The following morning we dropped anchor in an idyllic bay at Bahia Agua Verde, where a few sailboats bobbed gently off another picturesque beach. We spent the morning kayaking in small coves beneath richly colored cliffs festooned with wildflowers from a recent rain. Pelicans and blue-footed boobies basked on the rocks and plunged into the water for fish. In the afternoon we mounted mules and followed a trail leading up the cliffs and into the arid wilderness, past a cemetery with markers showing hardy souls had lived here in the early 1900s.

On Day 4, as we explored the calm waters of Isla Danzante’s Honeymoon Cove, a group of small, dark mobula rays erupted from the water near us and skimmed along the surface before belly flopping with a smack.

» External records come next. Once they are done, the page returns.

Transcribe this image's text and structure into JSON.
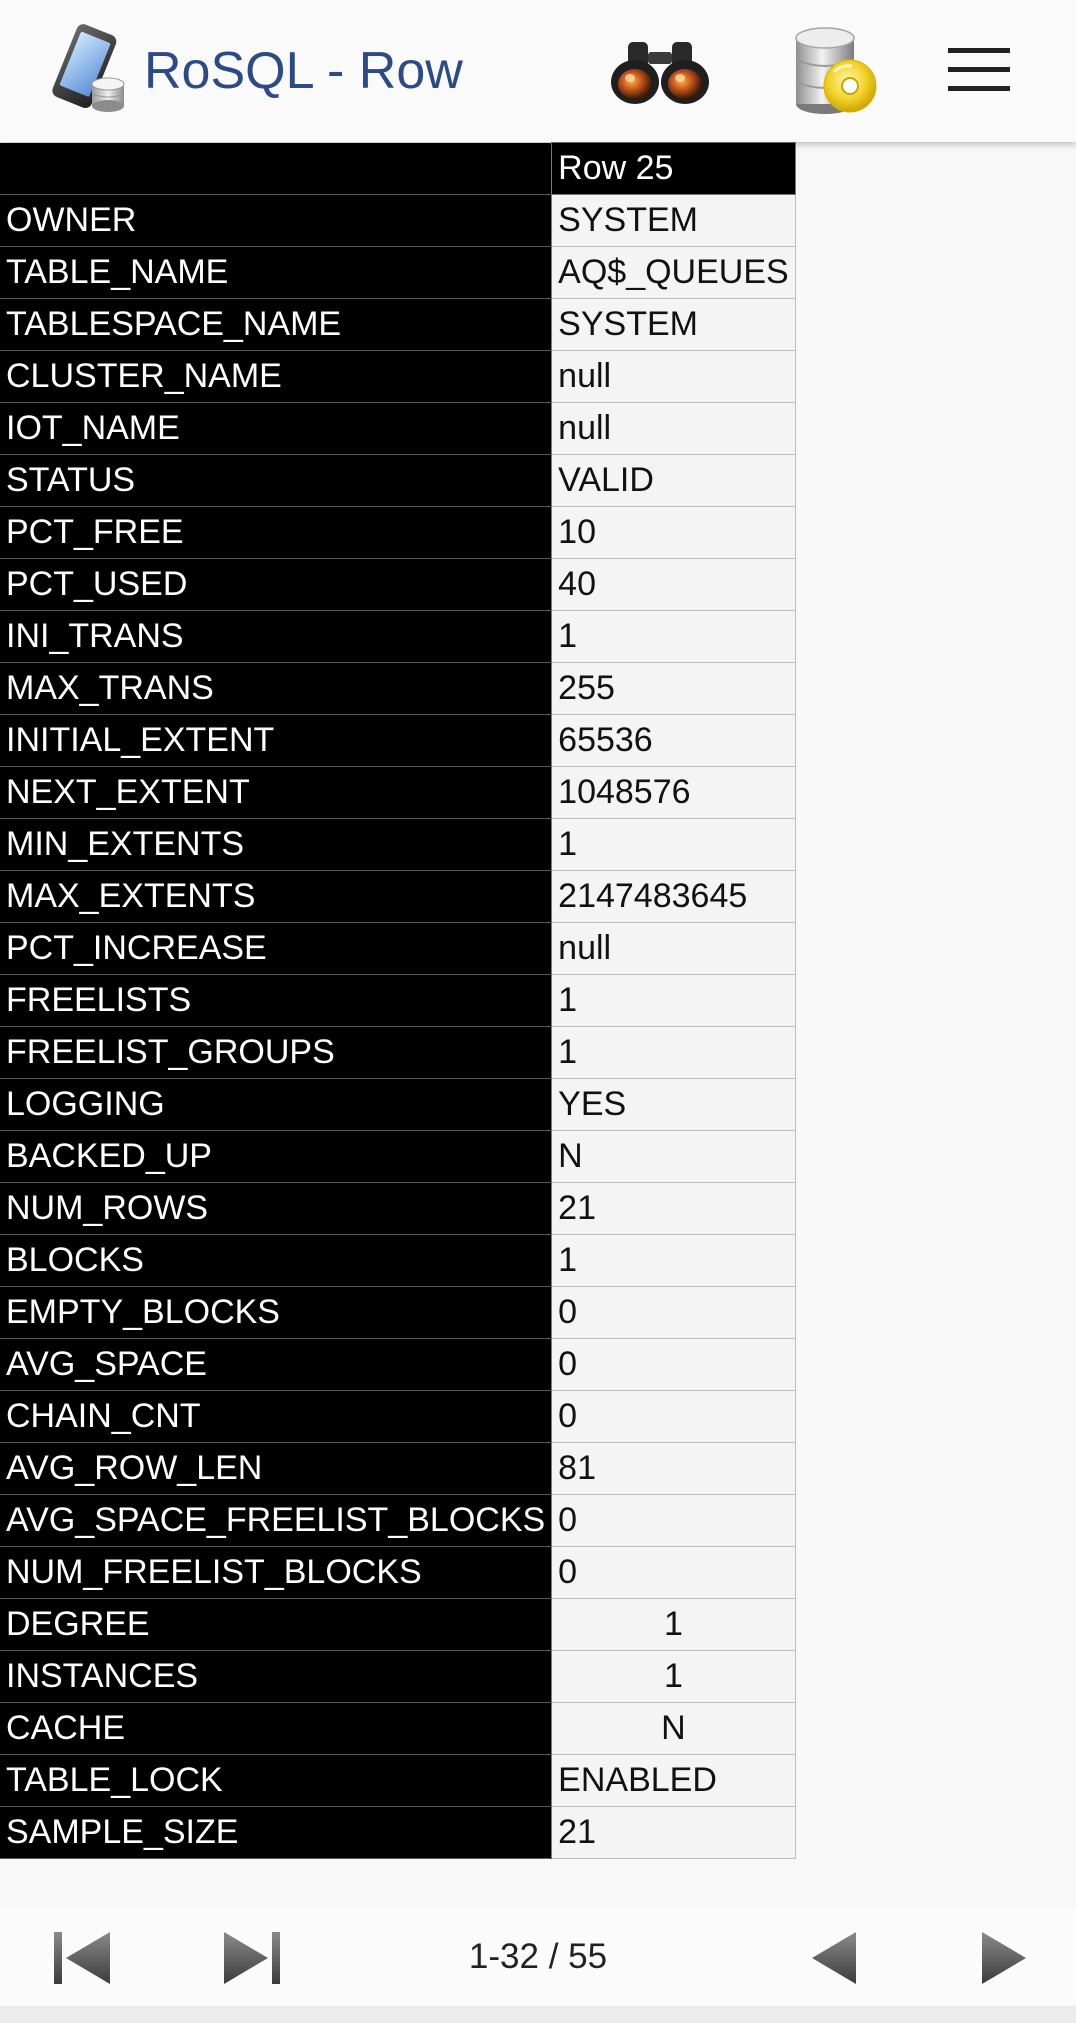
{
  "header": {
    "title": "RoSQL - Row",
    "icons": [
      "app-logo-icon",
      "binoculars-icon",
      "database-disc-icon",
      "hamburger-menu-icon"
    ]
  },
  "table": {
    "column_header": "Row 25",
    "rows": [
      {
        "key": "OWNER",
        "value": "SYSTEM",
        "align": "left"
      },
      {
        "key": "TABLE_NAME",
        "value": "AQ$_QUEUES",
        "align": "left"
      },
      {
        "key": "TABLESPACE_NAME",
        "value": "SYSTEM",
        "align": "left"
      },
      {
        "key": "CLUSTER_NAME",
        "value": "null",
        "align": "left"
      },
      {
        "key": "IOT_NAME",
        "value": "null",
        "align": "left"
      },
      {
        "key": "STATUS",
        "value": "VALID",
        "align": "left"
      },
      {
        "key": "PCT_FREE",
        "value": "10",
        "align": "left"
      },
      {
        "key": "PCT_USED",
        "value": "40",
        "align": "left"
      },
      {
        "key": "INI_TRANS",
        "value": "1",
        "align": "left"
      },
      {
        "key": "MAX_TRANS",
        "value": "255",
        "align": "left"
      },
      {
        "key": "INITIAL_EXTENT",
        "value": "65536",
        "align": "left"
      },
      {
        "key": "NEXT_EXTENT",
        "value": "1048576",
        "align": "left"
      },
      {
        "key": "MIN_EXTENTS",
        "value": "1",
        "align": "left"
      },
      {
        "key": "MAX_EXTENTS",
        "value": "2147483645",
        "align": "left"
      },
      {
        "key": "PCT_INCREASE",
        "value": "null",
        "align": "left"
      },
      {
        "key": "FREELISTS",
        "value": "1",
        "align": "left"
      },
      {
        "key": "FREELIST_GROUPS",
        "value": "1",
        "align": "left"
      },
      {
        "key": "LOGGING",
        "value": "YES",
        "align": "left"
      },
      {
        "key": "BACKED_UP",
        "value": "N",
        "align": "left"
      },
      {
        "key": "NUM_ROWS",
        "value": "21",
        "align": "left"
      },
      {
        "key": "BLOCKS",
        "value": "1",
        "align": "left"
      },
      {
        "key": "EMPTY_BLOCKS",
        "value": "0",
        "align": "left"
      },
      {
        "key": "AVG_SPACE",
        "value": "0",
        "align": "left"
      },
      {
        "key": "CHAIN_CNT",
        "value": "0",
        "align": "left"
      },
      {
        "key": "AVG_ROW_LEN",
        "value": "81",
        "align": "left"
      },
      {
        "key": "AVG_SPACE_FREELIST_BLOCKS",
        "value": "0",
        "align": "left"
      },
      {
        "key": "NUM_FREELIST_BLOCKS",
        "value": "0",
        "align": "left"
      },
      {
        "key": "DEGREE",
        "value": "1",
        "align": "center"
      },
      {
        "key": "INSTANCES",
        "value": "1",
        "align": "center"
      },
      {
        "key": "CACHE",
        "value": "N",
        "align": "center"
      },
      {
        "key": "TABLE_LOCK",
        "value": "ENABLED",
        "align": "left"
      },
      {
        "key": "SAMPLE_SIZE",
        "value": "21",
        "align": "left"
      }
    ]
  },
  "footer": {
    "page_info": "1-32 / 55",
    "icons": [
      "first-page-icon",
      "last-page-icon",
      "previous-icon",
      "next-icon"
    ]
  },
  "colors": {
    "title": "#2b4a86",
    "key_cell_bg": "#000000",
    "value_cell_bg": "#f4f4f4",
    "nav_arrow": "#555555"
  }
}
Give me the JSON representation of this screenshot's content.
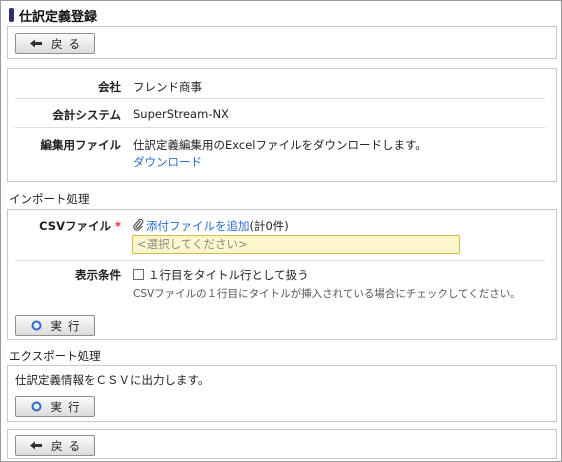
{
  "page": {
    "title": "仕訳定義登録"
  },
  "buttons": {
    "back": "戻る",
    "execute": "実行"
  },
  "info": {
    "company_label": "会社",
    "company_value": "フレンド商事",
    "system_label": "会計システム",
    "system_value": "SuperStream-NX",
    "edit_file_label": "編集用ファイル",
    "edit_file_text": "仕訳定義編集用のExcelファイルをダウンロードします。",
    "download_link": "ダウンロード"
  },
  "import": {
    "section_title": "インポート処理",
    "csv_label": "CSVファイル",
    "required_mark": "*",
    "add_file_link": "添付ファイルを追加",
    "file_count": "(計0件)",
    "select_placeholder": "<選択してください>",
    "display_label": "表示条件",
    "checkbox_label": "１行目をタイトル行として扱う",
    "checkbox_checked": false,
    "checkbox_note": "CSVファイルの１行目にタイトルが挿入されている場合にチェックしてください。"
  },
  "export": {
    "section_title": "エクスポート処理",
    "description": "仕訳定義情報をＣＳＶに出力します。"
  },
  "colors": {
    "link": "#2a6bd0",
    "required": "#e0302a",
    "select_bg": "#fff7cc",
    "title_marker": "#2d2d6e"
  }
}
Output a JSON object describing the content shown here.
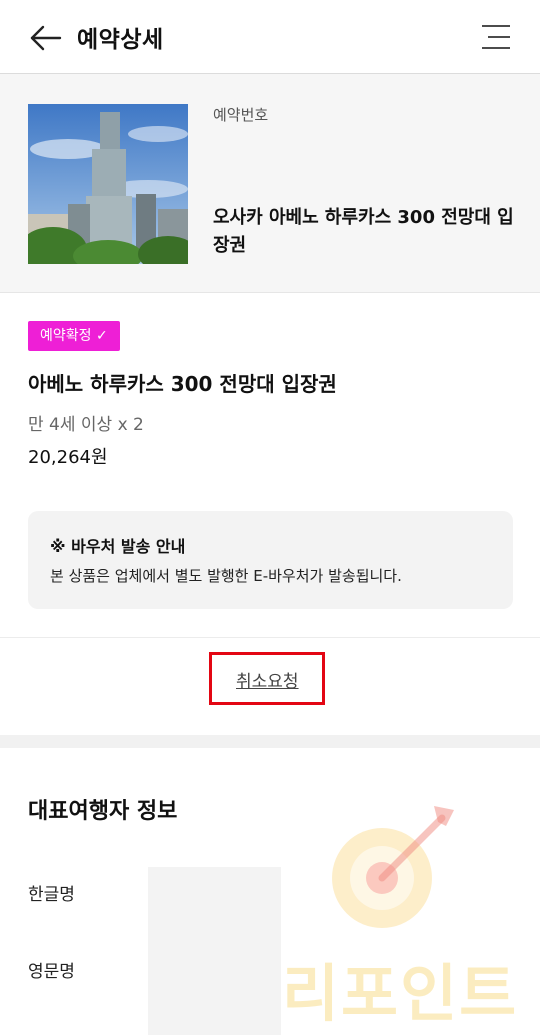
{
  "header": {
    "title": "예약상세",
    "back_icon": "arrow-left-icon",
    "menu_icon": "hamburger-menu-icon"
  },
  "summary": {
    "reservation_label": "예약번호",
    "title": "오사카 아베노 하루카스 300 전망대 입장권"
  },
  "product": {
    "status_badge": "예약확정 ✓",
    "status_color": "#ee1fd6",
    "name": "아베노 하루카스 300 전망대 입장권",
    "option": "만 4세 이상 x 2",
    "price": "20,264원"
  },
  "notice": {
    "title": "※ 바우처 발송 안내",
    "body": "본 상품은 업체에서 별도 발행한 E-바우처가 발송됩니다."
  },
  "actions": {
    "cancel_label": "취소요청",
    "highlight_color": "#e30613"
  },
  "traveler": {
    "section_title": "대표여행자 정보",
    "korean_name_label": "한글명",
    "english_name_label": "영문명"
  },
  "watermark": {
    "text": "리포인트",
    "icon": "target-arrow-icon"
  }
}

Theories abound as to why they do this, but I think they’re just having fun pretending they’re birds as well as fish. At times in the Sea of Cortez hundreds of them will “fly,” causing humans in their midst to feel as if they’re in a popcorn popper.

Some belly flopping was going on among the paddle boarders, too, but they were having as much fun as the rays, and the boards were great for bird- and fish-watching. We spent the afternoon snorkeling, and discovered a large colony of sea stars with brilliant neon colors and patterns. Nature trumps clothing designers any day.

Toward the end of the week nature sent us a weather front. In the dining room, the sea crashed against the windows and the breakfast menu changed from eggs Benedict (rough seas and boiling water make for a hazardous kitchen) to safer scrambled eggs.

Unfortunately, surf was also pounding the coast of Los Islotes, where we had planned to swim among young sea lion pups, members of the colony that lives there. The weather reminded us that the Sea of Cortez is an unpredictable marine wilderness, not Disneyland. Rolling decks are part of the adventure, but there are calm harbors at hand if it gets too rough.

Ultimately, on our last full day aboard, the sea calmed enough for us to swim with whale sharks, fulfilling a lifelong dream.

 

Dale Leatherman is a freelance writer and former president of the Society of American Travel Writers. She lives in West Virginia.